In connection to lock-in effects, we often speak about “switching cost” – how high is the price of switching a product or service? The biggest driver of switching cost is probably Apple’s eco-system. Using a MacBook is nice, but combining it with an iWatch, iPhone, and Airpods, can be really powerful #iCloud.
Lock-in strategies can be applied to all sides of the business, also to developers and vendors. Apps need to be build specifically for iOS. There’s a good reason for why Apple and Android don’t make it easier to build apps for both operating systems. The same applies to OEMs, for example. The most prominent ones for Apple are Intel and Qualcomm and both have very exclusive contracts around Apple-specific components.
Lock-in effects are engrained in Apple’s DNA because its products are “integrated”, as opposed to “modular”. You can only choose from a few different hardware components for MacBook but they work really well together. Apple products are fine-tuned. PCs are modular. You can run any operating system on them and use whatever hardware you wish. Integrated products provide more opportunities for lock-in effects.
Apple’s strategy got really aggressive when they changed the iPhone’s and MacBook’s plugs for Lightning connectors. This is where we go full-circle to dongles. They are an aggressive form of lock-in strategies. But, as frustrating as they are, people still buy Apple products. No wonder Warren Buffet says Apple products are “enormously underpriced” (Business Insider).
“I have a plane that costs me a lot, maybe a million dollars a year or something of the sort.
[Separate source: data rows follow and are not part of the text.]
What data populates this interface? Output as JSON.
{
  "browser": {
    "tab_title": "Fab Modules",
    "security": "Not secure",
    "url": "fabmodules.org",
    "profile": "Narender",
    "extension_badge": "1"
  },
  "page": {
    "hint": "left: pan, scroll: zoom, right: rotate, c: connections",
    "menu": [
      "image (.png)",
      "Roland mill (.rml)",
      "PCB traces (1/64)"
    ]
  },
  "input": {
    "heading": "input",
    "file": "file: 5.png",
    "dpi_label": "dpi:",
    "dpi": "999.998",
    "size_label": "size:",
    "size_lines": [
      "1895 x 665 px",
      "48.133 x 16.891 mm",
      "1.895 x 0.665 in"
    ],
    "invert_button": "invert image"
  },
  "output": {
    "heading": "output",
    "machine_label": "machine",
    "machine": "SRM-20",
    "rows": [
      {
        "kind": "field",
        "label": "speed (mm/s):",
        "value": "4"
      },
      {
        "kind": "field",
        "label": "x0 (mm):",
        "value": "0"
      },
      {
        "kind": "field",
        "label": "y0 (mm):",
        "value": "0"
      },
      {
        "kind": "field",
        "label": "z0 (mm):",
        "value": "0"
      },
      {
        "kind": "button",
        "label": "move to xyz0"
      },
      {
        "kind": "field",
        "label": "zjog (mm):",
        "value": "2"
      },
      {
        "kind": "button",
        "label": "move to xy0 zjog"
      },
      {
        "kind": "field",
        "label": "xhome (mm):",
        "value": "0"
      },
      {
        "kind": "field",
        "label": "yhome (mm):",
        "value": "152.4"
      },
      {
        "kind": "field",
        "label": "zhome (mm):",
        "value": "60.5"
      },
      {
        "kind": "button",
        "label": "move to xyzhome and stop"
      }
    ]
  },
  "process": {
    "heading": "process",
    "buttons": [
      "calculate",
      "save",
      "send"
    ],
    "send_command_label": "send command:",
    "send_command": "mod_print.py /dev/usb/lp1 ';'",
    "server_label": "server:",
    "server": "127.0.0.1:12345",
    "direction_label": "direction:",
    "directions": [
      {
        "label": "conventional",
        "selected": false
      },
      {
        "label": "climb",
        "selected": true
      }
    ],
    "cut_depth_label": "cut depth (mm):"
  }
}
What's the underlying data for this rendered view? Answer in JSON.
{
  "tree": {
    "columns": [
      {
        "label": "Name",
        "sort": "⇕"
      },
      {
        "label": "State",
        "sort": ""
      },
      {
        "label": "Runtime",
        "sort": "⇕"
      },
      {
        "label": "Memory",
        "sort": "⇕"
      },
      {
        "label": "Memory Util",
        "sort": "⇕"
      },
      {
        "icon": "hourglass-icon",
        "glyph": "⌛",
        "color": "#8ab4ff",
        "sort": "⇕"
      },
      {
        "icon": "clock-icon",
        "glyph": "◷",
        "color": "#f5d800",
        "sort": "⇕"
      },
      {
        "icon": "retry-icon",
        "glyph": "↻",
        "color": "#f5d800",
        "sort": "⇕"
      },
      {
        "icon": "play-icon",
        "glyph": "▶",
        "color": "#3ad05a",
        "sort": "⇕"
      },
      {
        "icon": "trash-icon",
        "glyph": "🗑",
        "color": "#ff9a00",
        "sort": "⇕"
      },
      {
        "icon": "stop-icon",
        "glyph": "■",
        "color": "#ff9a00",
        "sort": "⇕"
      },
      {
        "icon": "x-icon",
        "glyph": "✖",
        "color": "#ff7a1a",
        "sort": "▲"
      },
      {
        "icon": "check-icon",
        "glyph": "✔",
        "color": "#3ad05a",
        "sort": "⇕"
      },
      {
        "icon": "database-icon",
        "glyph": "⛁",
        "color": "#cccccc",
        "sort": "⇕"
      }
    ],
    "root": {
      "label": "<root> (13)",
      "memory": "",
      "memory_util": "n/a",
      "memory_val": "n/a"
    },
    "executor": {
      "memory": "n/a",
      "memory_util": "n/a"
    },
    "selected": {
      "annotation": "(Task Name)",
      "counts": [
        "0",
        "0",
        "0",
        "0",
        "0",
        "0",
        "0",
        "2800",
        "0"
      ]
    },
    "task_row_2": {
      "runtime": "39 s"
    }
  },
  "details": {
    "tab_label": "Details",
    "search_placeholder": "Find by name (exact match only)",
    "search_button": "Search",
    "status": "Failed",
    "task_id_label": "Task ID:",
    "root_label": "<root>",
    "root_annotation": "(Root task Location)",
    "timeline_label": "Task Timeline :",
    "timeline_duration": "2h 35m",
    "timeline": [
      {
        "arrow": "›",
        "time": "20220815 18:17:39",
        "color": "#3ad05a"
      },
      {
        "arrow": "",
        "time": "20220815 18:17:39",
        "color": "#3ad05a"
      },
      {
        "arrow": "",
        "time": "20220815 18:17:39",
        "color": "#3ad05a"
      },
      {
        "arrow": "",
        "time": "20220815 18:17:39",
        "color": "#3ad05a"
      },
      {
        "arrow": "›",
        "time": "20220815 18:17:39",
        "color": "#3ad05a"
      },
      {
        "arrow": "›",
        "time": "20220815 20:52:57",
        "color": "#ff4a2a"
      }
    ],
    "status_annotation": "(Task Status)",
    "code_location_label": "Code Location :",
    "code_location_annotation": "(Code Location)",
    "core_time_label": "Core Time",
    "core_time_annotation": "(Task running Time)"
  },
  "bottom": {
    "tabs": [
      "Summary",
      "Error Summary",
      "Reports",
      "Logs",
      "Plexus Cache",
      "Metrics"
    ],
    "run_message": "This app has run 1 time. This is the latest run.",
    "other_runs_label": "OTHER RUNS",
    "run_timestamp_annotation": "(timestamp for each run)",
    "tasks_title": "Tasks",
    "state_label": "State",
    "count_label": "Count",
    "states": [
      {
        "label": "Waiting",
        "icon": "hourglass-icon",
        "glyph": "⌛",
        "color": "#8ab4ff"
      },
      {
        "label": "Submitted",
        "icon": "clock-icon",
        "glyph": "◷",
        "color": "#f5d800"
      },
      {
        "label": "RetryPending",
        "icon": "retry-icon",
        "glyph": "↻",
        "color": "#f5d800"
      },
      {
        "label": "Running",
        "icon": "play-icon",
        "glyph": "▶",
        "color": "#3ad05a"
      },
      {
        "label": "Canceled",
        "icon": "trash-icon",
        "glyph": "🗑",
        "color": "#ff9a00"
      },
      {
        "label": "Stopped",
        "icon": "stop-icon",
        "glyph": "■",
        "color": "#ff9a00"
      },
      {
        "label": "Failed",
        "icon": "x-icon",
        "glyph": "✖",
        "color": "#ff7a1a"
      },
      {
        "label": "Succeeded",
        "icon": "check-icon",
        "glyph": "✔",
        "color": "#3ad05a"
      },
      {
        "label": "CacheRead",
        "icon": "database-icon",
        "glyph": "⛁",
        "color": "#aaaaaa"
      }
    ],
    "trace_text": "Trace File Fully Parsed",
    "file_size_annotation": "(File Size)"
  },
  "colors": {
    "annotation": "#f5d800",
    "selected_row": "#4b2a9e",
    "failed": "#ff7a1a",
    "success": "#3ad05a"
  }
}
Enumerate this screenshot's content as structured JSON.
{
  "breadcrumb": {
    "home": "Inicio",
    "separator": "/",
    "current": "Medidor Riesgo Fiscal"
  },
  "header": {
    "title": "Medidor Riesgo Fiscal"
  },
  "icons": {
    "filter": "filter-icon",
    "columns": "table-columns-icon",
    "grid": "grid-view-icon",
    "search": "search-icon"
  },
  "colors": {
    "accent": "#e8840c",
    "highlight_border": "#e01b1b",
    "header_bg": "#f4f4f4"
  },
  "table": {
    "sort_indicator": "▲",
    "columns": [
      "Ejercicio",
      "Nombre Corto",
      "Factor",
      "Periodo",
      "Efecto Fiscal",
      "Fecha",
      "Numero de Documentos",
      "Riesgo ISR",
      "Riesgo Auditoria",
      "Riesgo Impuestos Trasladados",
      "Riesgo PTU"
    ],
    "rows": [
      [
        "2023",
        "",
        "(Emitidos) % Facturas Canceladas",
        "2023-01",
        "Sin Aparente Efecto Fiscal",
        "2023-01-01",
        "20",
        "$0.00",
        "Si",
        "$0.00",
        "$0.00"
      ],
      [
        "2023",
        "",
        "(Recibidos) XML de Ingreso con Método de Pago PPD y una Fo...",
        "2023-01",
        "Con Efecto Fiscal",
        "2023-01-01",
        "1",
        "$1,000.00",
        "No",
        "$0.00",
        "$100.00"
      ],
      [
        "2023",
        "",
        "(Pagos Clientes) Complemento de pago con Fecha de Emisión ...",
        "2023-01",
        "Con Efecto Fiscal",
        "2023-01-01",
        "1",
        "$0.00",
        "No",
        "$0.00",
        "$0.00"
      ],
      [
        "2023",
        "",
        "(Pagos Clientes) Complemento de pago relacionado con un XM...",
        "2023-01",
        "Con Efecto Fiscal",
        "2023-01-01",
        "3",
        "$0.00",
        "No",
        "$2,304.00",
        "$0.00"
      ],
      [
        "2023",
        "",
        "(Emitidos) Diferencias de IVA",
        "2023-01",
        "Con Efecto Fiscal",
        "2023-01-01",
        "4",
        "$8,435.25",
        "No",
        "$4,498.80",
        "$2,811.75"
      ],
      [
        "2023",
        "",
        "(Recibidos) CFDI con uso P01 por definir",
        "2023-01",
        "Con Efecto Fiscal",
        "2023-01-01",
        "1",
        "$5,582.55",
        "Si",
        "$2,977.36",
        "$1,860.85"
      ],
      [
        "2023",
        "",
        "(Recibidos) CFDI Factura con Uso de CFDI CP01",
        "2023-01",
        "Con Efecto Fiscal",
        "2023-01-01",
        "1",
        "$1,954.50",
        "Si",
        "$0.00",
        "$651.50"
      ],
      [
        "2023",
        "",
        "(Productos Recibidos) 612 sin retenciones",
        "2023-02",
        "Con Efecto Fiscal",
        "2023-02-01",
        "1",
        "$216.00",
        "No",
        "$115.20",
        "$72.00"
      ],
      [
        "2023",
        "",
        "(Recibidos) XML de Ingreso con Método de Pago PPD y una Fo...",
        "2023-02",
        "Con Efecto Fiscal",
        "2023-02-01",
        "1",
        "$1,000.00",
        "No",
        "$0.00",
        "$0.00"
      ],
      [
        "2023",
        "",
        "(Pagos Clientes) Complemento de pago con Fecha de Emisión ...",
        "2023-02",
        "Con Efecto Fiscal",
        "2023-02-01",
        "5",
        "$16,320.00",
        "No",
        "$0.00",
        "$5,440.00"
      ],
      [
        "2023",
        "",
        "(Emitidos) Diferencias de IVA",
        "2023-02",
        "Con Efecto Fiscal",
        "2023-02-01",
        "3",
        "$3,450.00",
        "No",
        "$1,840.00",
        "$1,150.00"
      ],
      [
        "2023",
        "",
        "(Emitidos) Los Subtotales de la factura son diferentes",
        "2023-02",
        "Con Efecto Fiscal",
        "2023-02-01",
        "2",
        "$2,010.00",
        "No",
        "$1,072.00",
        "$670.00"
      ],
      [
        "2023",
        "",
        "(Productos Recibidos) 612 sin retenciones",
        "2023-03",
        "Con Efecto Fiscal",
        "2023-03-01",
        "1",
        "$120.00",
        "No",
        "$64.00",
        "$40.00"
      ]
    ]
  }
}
If I used the iPhone — I use an iPad a lot — if I used the iPhone like all my friends do, I would rather give up the plane.“Warren Buffet
Almost every successful company uses some sort of lock-in effect. Tesla built a powerful ecosystem with its cars, the Powerwall and solar panels. Owning one product is great, but in combination they’re fantastic. The Powerwall, however, is not compatible with every electric car. Another example is Google, which forces users to have a Google account to install Chrome and webmasters to follow certain rules and certain to rank in Google Search.
Awesome stuff you should read
Gates Notes: Not enough people are paying attention to this economic trend
The economic principles for intangible products like software are not the same as for physical products. Especially law makers and government bodies need to adapt. Some investments don’t seem to be part of GDP estimations, for example.
Clearfounder: Originality is Overrated: The Case for Copying Business Ideas
Helpful inspiration if you’re thinking about creating your own product but are stuck in finding an idea.
Recode: Amazon is stuffing its search results pages with ads
Welcome to the pay to play world. I don’t agree that this is a healthy balance to Google and FB, though, as the article states. A healthy alternative is a space with fewer ads and more organic search to promote products people like, not pay for to rank high.
Slate: The Great Facebook Crash
“The love story between Facebook and publisher is a dramatic one, with many ups and downs, and it doesn’t seem like it has a happy end. Facebook first gave publishers a taste of how much traffic they could get and then brutally drained them.
“At Slate, traffic from Facebook plummeted a staggering 87 percent, from a January 2017 peak of 28 million to less than 4 million in May 2018. It’s down more than 55 percent in 2018 alone.”
I wrote about the changes in social media and the impact on publishers back in episode #17.
Now, other channels seem to replace Facebook: “Google, Apple News, Twitter, and Flipboard are all sending more readers to Slate than they used to.”